He and Dwyer Flying Service were certified to operate only under visual flight rules, which required the pilot to be able to see where he is going. However, on the night of the accident, visibility would have been impossible due to the low clouds and zero ground lights.
The CAB concluded that the accident was due to "the pilot's unwise decision to embark on a flight" that required instrument flying skills he did not have.
Another contributing factor was the "seriously inadequate" weather briefing provided to Peterson, which "failed to even mention adverse flying condition which should have been highlighted".
In 2007, Richardson's body was exhumed for reburial in a better part of the local Forest Lawn cemetery. His son took the chance to have his father's body re-examined.
Rumours surrounding the accident claimed that there had been an accidental gunshot on board the aircraft, causing the crash, after a farmer discovered at the crash site a pistol known to have belonged to Holly.
Another rumour claimed Richardson survived the initial impact of the crash, and crawled out in search for help, as his body was found a greater distance from the wreckage.
Several X-rays of Richardson's body concluded that the musician died instantly, and no traces of lead were found from any bullet.
The crash was referenced in the biographical film The Buddy Holly Story and the Ritchie Valens biopic La Bamba.

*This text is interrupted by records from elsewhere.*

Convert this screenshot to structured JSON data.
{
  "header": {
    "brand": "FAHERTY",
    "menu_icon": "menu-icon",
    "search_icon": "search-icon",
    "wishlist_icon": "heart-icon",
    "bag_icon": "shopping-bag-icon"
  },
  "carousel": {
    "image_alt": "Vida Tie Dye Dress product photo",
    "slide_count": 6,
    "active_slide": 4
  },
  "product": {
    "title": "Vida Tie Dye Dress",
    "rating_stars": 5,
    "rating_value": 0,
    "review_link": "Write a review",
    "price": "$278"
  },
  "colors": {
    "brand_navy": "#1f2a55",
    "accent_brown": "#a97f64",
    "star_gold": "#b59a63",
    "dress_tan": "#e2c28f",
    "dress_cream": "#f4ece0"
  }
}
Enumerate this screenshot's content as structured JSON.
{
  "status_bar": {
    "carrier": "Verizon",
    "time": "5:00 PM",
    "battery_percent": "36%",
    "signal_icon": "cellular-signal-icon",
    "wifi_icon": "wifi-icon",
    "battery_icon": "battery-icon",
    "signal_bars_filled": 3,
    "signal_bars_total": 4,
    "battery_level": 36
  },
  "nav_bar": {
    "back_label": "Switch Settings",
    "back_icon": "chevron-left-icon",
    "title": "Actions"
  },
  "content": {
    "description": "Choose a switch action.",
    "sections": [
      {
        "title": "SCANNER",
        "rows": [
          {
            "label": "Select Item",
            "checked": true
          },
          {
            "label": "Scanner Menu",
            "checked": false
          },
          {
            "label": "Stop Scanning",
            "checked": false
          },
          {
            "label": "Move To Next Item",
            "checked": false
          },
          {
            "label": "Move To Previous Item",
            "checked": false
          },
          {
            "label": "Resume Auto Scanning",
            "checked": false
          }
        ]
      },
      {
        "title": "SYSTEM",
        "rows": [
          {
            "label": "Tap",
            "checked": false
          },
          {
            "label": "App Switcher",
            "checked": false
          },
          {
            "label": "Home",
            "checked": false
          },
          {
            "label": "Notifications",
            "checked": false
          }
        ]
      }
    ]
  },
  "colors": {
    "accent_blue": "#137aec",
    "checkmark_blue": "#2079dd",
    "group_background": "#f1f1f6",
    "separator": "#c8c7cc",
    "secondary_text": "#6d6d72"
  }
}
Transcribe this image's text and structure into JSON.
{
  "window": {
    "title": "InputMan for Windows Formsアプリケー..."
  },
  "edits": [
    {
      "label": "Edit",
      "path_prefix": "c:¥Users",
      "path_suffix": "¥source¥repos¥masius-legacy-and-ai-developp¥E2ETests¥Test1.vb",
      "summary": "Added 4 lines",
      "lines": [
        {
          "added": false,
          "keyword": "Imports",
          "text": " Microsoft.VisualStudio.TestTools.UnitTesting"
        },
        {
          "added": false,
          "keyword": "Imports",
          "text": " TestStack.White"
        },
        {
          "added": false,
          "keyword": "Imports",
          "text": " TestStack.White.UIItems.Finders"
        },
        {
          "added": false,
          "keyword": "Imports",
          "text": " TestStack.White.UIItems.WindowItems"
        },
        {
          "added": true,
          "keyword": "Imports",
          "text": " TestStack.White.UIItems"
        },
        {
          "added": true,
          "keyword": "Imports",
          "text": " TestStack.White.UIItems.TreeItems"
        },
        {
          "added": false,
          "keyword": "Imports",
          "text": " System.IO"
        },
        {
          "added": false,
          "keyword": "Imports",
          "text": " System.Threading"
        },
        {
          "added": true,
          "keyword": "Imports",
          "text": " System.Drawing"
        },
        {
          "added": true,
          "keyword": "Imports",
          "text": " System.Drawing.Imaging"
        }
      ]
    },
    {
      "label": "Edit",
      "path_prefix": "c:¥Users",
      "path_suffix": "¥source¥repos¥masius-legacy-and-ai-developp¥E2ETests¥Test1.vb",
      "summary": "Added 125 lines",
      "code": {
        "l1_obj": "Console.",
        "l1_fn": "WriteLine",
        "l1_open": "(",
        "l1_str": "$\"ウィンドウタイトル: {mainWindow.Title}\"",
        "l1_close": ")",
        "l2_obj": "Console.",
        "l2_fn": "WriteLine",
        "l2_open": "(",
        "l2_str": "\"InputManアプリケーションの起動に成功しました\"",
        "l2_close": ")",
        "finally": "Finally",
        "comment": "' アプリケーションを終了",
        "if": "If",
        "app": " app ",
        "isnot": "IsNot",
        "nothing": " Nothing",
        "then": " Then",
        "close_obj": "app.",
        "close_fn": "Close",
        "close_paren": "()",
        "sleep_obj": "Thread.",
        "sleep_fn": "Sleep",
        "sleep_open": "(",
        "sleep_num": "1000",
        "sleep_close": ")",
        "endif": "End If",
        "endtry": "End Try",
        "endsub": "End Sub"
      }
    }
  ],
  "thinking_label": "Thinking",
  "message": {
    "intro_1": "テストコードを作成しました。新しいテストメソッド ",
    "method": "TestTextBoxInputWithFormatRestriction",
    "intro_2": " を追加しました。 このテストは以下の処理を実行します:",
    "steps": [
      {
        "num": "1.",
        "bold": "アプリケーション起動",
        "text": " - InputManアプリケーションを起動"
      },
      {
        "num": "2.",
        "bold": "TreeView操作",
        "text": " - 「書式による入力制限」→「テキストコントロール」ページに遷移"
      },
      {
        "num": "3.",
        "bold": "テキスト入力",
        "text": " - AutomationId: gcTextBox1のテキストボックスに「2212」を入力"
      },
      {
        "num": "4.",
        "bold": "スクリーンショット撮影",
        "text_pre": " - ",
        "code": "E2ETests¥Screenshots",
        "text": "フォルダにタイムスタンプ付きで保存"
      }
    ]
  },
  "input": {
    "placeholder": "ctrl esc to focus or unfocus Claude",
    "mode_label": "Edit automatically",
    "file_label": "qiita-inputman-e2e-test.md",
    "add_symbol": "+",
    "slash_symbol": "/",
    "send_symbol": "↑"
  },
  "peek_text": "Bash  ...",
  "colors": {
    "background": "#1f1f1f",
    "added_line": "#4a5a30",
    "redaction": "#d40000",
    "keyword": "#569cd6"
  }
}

Fans of Holly, Valens, and Richardson have gathered for annual memorial concerts at the Surf Ballroom in Clear Lake ever since 1979. The 50th-anniversary concert took place in 2009, with performances from Chris Montez, Bobby Vee, Graham Nash, Peter and Gordon, Tommy Allsup and Richardson's son Jay.
In 1988, a four-foot-tall granite memorial showing the names of Peterson and the three singers was installed outside the Surf Ballroom, with Peterson's widow, parents, and sister in attendance. This was the first time the families of Holly, Richardson, Valens, and Peterson had met up.
A large steel structure of Wayfarer-style glasses similar to those worn by Holly can be seen at the access point to the crash site.
Don McLean addressed the accident in his song 'American Pie', naming it 'the Day the Music Died'. McLean described the incident as the "loss of innocence" of the early rock-and-roll generation.